[Page and application data records]
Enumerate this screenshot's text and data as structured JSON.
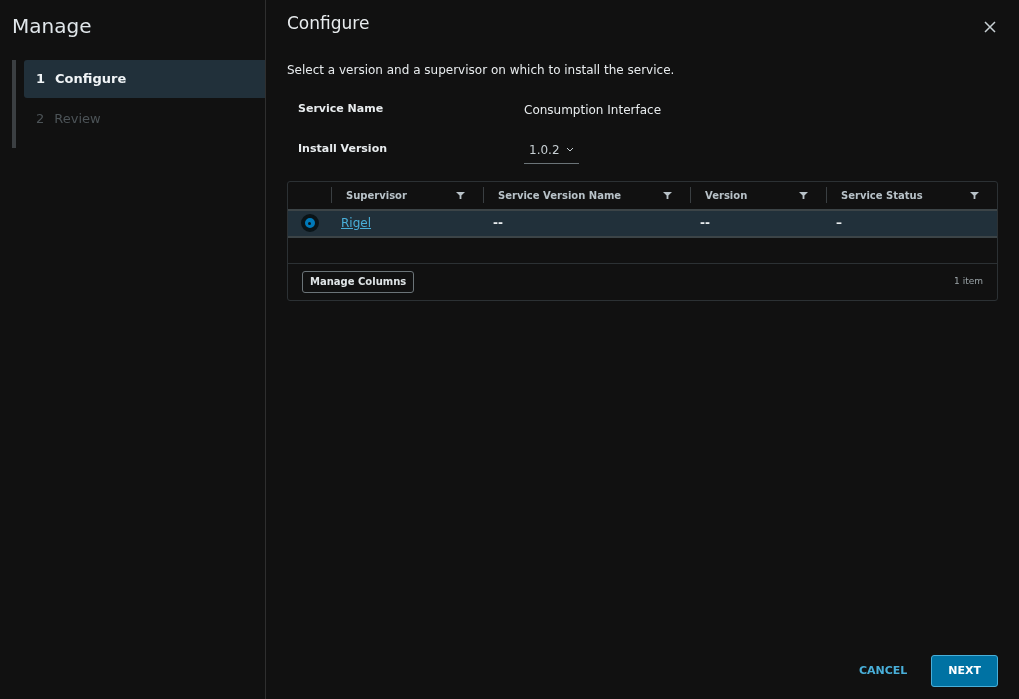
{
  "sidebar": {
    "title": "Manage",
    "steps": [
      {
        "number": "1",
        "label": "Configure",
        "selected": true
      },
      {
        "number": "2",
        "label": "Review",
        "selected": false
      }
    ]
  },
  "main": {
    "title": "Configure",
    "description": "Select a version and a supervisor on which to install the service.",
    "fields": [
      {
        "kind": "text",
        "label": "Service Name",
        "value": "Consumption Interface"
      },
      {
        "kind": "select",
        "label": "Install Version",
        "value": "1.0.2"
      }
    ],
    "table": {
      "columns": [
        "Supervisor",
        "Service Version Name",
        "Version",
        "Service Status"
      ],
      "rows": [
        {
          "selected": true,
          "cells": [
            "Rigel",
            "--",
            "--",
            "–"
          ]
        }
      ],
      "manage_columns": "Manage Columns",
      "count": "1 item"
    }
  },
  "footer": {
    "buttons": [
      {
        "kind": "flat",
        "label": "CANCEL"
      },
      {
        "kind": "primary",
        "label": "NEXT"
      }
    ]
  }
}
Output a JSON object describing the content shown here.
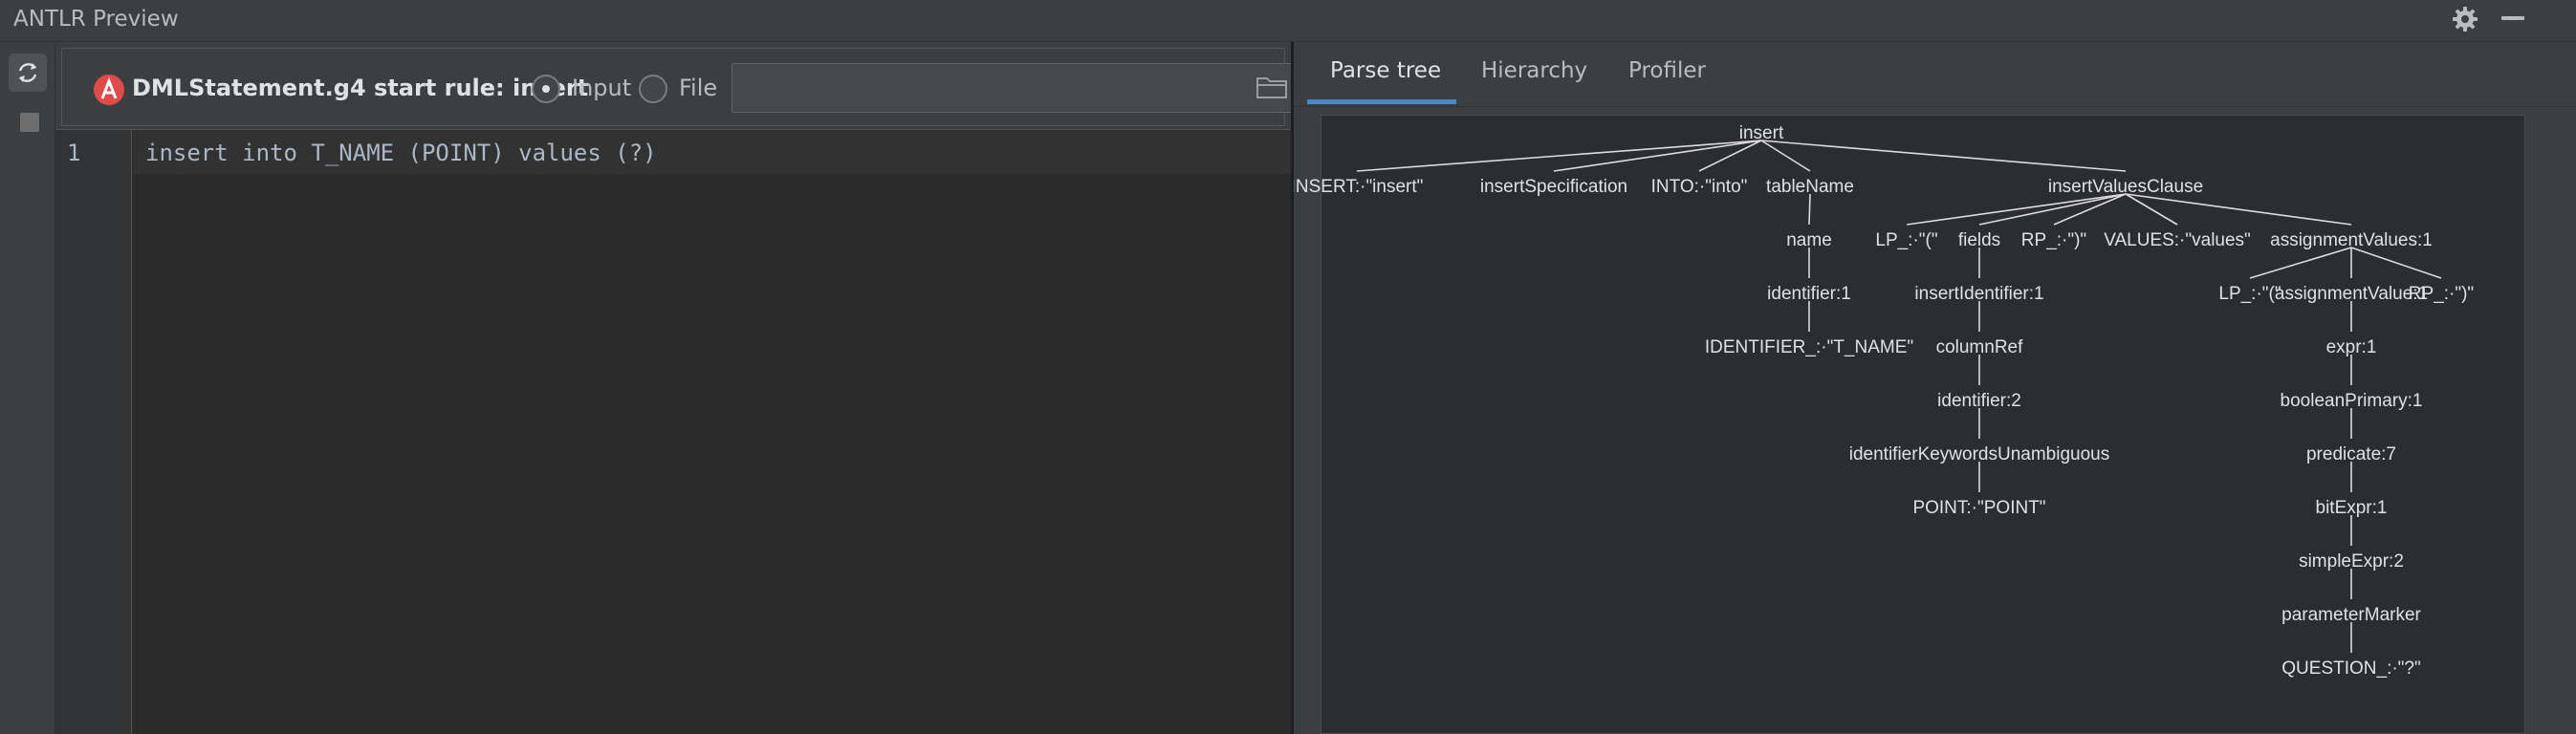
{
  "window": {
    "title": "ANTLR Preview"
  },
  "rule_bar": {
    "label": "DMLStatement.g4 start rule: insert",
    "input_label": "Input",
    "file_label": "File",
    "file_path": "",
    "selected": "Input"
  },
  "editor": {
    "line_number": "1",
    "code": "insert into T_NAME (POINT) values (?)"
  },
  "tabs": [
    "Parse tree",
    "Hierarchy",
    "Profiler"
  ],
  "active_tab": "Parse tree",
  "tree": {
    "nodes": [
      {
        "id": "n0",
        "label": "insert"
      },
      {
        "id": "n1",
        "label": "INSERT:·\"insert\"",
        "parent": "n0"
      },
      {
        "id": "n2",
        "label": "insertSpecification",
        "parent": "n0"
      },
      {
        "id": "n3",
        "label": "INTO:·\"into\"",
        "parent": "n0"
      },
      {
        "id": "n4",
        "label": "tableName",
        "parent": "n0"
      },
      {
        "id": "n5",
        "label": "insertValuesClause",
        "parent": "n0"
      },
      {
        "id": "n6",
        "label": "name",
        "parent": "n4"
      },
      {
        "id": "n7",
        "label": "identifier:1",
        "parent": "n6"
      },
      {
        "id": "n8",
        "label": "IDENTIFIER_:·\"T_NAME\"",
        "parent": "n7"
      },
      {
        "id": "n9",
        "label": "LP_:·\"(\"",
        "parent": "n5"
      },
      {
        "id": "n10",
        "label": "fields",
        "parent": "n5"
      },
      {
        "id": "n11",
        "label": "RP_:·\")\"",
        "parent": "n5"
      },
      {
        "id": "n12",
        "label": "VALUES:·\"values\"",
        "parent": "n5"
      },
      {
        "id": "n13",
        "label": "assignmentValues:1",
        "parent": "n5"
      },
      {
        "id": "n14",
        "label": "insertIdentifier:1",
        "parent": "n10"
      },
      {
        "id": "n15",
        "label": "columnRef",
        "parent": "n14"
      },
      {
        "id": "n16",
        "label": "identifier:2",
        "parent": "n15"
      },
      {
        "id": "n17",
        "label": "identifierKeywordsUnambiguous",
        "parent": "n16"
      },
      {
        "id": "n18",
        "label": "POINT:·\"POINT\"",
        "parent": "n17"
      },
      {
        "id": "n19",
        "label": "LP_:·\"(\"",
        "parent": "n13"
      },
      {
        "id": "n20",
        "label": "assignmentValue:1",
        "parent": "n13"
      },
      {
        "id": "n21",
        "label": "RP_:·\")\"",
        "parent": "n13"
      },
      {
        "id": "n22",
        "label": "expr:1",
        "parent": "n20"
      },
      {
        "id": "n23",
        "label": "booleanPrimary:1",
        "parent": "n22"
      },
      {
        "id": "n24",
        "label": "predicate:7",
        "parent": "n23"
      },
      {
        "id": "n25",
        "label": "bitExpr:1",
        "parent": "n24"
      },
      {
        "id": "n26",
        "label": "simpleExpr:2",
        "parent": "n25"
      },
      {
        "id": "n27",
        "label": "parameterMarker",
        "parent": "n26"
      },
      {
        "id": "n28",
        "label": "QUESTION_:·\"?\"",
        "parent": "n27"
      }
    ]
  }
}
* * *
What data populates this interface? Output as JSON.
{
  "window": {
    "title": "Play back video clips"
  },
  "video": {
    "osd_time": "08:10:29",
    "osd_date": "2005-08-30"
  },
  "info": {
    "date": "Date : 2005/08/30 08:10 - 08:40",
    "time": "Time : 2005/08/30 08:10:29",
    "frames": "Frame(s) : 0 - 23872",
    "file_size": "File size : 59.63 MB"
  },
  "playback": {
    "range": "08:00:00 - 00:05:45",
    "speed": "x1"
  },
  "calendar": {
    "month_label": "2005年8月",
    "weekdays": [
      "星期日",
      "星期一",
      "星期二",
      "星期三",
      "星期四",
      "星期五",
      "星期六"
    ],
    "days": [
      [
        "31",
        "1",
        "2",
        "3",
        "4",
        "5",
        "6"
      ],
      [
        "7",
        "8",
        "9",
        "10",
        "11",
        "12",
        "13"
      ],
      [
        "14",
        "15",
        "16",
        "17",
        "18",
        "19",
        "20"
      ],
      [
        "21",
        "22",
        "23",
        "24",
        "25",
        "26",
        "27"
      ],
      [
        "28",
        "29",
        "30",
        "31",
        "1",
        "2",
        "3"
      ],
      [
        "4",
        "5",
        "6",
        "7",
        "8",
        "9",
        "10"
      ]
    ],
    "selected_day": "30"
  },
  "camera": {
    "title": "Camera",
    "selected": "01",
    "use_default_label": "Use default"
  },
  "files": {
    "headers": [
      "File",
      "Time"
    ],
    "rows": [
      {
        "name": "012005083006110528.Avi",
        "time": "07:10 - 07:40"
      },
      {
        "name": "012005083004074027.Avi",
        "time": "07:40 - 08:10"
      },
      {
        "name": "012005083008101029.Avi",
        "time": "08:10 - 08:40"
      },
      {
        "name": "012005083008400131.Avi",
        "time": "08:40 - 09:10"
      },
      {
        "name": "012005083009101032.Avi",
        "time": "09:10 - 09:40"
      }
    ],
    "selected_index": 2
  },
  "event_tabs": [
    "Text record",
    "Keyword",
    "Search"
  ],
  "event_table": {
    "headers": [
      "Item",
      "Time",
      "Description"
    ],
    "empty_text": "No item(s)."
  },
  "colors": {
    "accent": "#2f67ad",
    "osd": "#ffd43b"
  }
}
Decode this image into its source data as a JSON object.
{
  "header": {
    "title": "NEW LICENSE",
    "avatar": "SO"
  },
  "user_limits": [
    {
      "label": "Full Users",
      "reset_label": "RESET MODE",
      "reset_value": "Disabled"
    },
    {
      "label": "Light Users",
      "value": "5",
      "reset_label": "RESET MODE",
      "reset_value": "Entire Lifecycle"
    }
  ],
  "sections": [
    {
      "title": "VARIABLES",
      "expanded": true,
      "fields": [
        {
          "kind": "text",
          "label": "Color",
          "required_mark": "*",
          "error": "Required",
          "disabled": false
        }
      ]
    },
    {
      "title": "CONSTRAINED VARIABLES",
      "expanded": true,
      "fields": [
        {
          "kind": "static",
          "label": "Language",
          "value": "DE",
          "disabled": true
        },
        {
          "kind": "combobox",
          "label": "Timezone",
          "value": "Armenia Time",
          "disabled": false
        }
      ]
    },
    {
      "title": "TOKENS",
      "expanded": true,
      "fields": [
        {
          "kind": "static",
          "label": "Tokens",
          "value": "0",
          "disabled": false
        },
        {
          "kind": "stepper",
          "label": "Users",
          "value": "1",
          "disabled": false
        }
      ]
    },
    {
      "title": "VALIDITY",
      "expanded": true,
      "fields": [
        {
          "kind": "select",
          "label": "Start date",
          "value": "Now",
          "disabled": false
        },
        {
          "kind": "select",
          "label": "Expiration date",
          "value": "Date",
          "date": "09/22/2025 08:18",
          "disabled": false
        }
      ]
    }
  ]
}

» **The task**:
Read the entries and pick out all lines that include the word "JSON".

» **Answer to this problem**:
Enumerate this screenshot's text and data as structured JSON.
Output a JSON object describing the content shown here.
What data populates this interface? Output as JSON.
Decode this image into its source data as a JSON object.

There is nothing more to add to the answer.